Blog written by Adrienne Liu
As I sit down to write this, there are a thousand fresh memories from an adventure-filled three weeks in Europe, but none have stuck with me more than the visit to Dachau – the most notorious Nazi labor camp, which also served as a model for the camp system as a whole. While the stories of the countries we’d visited prior had the fabric of the Holocaust narrative woven in, as one might expect, none was more explicit and direct than those of Germany’s. The camp visit brought to a culmination the voices and sights of the preceding trips which all alluded to the horrors of the war and Holocaust in some form or another – memorial, museum, or exhibit.
I knew I had to visit Dachau, not only as a civic obligation but also as a member of the i-Act team and as someone who’s studied these humanitarian tragedies in courses without having to ever really confront it. The experience struck everything inside me and then some. Words are futile in conveying the power of the visit, but perhaps the most disheartening thing to see in the present is something that was inspirational in the Holocaust’s immediate aftermath: the “never again” plaque. It’s a common occurrence for words in everyday speech to ring with a bit of hollowness, but when words of such promise and magnitude are so widely proclaimed, their failure to deliver hurts even more.

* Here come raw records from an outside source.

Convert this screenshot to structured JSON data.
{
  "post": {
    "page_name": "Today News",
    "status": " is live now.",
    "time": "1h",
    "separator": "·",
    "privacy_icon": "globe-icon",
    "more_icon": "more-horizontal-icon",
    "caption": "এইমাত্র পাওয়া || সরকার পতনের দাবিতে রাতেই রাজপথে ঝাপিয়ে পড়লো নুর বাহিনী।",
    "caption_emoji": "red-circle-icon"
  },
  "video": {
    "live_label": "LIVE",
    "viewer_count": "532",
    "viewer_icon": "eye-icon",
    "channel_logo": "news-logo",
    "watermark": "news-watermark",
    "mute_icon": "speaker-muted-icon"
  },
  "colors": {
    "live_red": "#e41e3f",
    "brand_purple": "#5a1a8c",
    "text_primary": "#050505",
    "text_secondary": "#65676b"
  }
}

I left Dachau with a heavy heart, as did the crowd who visited the camp with me. What I wonder, though, is how will the gut-wrenching experience affect their present lives and open their eyes to the fact that we are allowing the same atrocities to continue on during a time we see as developed and modern? I’m so grateful for the work i-Act does, because although the sweeping promise of “never again” is so difficult to keep–and, even worse, some people think it’s been kept–there are still people fighting to give the words real meaning again.